TASK DETAILS: Please return every line from the entries that has the string "time" in it.

Data extracted from a collection:

◇ ◇ ◇ ◇ ◇

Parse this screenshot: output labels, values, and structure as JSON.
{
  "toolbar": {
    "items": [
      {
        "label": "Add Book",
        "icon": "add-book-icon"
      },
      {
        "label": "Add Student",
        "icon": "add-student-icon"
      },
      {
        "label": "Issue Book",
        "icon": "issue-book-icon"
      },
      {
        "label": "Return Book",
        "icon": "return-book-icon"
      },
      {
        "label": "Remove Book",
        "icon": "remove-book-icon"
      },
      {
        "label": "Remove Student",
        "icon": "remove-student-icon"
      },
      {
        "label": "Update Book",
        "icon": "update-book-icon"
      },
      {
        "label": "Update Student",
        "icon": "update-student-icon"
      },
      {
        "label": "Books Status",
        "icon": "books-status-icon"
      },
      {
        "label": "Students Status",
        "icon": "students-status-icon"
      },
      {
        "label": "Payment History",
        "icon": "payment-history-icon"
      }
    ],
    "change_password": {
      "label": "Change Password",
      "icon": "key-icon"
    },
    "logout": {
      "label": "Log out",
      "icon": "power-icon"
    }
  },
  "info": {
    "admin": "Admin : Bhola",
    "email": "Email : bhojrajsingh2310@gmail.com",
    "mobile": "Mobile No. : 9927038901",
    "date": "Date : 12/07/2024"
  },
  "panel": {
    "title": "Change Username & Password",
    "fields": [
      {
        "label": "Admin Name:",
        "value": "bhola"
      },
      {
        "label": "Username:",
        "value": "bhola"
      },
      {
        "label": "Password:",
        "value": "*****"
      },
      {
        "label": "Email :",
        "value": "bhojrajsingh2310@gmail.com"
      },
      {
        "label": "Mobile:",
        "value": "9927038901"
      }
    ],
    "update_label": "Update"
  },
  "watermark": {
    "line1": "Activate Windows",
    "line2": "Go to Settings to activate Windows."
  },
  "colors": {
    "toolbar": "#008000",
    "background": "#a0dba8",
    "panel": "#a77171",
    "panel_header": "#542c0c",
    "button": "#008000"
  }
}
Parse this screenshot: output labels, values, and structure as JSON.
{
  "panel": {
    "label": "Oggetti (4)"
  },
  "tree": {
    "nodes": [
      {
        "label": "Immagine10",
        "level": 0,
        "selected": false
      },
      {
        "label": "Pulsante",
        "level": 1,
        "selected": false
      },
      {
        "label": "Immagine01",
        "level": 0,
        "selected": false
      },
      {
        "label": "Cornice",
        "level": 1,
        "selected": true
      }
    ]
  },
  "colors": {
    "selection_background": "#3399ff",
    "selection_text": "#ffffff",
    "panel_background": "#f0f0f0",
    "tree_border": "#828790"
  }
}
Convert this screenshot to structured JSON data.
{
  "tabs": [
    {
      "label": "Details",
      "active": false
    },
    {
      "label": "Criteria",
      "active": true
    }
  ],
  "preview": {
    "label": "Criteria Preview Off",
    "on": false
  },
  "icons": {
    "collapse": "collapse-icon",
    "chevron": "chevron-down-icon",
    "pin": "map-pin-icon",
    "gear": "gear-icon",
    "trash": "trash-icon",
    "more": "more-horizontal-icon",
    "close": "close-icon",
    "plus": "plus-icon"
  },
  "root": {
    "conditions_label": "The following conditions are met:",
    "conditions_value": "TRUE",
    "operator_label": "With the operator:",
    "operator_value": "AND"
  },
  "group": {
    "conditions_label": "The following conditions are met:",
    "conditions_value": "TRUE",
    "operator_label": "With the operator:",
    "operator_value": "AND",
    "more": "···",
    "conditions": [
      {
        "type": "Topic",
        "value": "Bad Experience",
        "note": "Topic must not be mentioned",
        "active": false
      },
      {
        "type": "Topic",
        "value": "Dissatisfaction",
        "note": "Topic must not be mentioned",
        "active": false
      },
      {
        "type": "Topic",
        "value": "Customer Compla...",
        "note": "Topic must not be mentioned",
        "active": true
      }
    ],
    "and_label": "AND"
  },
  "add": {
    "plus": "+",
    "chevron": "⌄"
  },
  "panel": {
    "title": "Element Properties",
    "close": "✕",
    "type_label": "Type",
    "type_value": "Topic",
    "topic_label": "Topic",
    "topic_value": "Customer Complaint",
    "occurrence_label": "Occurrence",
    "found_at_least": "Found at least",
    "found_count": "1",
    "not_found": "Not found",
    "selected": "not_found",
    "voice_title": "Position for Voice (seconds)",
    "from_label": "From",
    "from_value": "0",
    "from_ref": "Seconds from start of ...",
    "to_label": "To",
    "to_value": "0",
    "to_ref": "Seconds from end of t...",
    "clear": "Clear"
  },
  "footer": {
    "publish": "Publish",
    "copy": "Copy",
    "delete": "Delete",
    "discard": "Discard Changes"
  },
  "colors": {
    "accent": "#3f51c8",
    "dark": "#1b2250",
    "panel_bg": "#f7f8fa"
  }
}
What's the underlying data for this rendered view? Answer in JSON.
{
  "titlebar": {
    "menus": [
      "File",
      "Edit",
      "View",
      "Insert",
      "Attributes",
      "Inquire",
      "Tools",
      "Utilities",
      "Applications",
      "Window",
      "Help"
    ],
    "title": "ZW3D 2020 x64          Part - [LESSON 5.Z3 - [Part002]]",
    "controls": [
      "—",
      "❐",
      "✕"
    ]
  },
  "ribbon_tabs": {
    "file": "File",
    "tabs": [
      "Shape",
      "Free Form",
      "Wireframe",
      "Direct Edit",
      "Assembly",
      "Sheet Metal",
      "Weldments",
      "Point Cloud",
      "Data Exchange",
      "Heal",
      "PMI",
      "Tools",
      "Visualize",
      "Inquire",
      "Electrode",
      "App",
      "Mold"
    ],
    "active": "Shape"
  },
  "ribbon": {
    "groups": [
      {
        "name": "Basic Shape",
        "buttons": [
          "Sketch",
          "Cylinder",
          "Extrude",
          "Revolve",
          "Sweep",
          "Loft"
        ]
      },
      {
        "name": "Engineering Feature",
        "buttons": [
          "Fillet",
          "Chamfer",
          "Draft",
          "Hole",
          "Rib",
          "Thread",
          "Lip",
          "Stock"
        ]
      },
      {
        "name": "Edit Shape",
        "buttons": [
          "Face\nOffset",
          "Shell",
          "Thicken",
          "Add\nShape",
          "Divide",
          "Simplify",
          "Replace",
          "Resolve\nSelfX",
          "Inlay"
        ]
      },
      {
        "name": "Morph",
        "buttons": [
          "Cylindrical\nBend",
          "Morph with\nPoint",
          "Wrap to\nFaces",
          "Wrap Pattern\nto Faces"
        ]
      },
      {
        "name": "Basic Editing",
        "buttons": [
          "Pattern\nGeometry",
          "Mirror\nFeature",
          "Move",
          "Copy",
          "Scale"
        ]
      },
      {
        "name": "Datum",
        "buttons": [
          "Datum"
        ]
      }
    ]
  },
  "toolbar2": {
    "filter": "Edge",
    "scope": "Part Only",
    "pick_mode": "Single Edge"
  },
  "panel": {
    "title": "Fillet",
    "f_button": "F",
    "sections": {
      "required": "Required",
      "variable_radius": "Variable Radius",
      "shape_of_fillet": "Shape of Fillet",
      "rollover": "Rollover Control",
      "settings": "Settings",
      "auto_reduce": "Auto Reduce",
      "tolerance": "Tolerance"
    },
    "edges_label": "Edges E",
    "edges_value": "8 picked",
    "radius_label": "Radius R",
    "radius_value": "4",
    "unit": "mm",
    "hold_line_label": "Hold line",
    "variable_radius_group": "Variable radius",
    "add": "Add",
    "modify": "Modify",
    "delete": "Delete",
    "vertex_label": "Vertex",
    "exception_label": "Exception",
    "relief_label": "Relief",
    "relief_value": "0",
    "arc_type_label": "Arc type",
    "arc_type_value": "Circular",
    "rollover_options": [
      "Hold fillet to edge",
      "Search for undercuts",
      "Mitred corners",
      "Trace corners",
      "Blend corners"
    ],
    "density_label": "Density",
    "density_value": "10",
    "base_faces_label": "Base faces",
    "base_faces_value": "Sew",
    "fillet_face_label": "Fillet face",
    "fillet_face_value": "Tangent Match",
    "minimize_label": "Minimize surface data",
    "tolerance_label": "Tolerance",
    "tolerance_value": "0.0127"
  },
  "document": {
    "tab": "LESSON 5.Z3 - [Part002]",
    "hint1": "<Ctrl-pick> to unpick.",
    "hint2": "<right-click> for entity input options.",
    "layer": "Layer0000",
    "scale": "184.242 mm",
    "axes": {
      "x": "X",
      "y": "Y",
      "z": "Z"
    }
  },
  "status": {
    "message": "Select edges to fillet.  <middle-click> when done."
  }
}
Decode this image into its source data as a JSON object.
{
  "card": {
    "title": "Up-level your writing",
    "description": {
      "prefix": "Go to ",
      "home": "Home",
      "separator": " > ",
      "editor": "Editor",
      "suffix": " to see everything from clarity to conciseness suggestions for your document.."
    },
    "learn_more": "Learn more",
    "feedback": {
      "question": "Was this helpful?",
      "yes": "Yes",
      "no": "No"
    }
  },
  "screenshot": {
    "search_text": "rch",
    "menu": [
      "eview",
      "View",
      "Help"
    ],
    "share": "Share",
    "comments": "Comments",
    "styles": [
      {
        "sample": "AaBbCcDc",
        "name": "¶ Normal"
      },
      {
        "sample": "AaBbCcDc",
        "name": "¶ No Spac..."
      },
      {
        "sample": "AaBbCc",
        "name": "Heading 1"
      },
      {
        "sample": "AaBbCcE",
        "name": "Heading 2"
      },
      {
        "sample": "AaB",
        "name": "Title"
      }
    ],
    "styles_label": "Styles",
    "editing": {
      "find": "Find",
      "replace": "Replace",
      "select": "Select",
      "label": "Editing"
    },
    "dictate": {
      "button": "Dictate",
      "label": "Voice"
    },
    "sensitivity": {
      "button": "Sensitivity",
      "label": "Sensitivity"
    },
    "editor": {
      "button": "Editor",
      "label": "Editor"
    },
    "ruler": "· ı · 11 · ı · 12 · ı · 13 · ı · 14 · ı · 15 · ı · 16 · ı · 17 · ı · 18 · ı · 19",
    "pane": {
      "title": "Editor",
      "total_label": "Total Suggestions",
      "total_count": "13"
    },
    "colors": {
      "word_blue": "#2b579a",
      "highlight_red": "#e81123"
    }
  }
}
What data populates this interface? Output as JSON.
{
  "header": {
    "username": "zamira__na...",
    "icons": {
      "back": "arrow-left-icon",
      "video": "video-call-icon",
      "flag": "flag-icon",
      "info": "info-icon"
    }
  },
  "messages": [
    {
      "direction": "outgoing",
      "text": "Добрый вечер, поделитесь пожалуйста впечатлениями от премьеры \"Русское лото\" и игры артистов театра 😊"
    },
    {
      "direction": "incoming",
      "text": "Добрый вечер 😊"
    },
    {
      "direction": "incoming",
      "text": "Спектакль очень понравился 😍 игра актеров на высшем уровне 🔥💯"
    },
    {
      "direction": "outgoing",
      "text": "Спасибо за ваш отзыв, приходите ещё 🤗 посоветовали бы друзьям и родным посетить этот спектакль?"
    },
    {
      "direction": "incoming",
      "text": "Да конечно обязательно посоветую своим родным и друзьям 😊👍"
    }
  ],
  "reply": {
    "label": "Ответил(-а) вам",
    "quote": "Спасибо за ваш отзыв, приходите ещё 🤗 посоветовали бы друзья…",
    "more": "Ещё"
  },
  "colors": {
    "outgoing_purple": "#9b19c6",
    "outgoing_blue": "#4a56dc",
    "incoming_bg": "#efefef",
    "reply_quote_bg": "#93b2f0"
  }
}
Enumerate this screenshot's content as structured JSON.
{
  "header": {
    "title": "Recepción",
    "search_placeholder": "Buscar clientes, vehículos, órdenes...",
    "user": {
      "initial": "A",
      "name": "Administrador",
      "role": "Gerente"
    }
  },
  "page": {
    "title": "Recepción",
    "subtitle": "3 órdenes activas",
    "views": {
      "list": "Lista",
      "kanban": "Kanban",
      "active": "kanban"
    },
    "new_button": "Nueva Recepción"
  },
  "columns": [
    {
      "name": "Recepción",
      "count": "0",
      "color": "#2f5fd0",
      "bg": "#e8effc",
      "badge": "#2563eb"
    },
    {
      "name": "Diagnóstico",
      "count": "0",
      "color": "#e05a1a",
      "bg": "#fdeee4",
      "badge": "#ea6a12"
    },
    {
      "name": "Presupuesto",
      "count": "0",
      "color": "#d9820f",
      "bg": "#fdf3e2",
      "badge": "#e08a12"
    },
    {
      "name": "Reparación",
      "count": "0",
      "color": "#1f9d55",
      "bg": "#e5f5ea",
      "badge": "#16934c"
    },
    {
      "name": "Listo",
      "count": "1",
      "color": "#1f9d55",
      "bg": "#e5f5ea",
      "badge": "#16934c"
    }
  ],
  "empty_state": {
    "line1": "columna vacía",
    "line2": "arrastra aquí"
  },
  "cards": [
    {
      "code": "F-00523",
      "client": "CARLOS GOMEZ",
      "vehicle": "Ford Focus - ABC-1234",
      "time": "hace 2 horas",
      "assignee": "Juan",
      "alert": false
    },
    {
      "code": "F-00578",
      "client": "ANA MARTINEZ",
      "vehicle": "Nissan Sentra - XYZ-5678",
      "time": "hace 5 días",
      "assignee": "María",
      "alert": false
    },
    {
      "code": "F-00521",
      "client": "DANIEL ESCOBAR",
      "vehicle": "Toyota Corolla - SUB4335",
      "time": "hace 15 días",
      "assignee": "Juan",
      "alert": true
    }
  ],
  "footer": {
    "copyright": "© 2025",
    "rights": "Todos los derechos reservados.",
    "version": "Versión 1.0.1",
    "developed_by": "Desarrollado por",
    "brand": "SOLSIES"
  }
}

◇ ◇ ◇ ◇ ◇

OUTPUT OF THE EXERCISE:
      "time": "hace 2 horas",
      "time": "hace 5 días",
      "time": "hace 15 días",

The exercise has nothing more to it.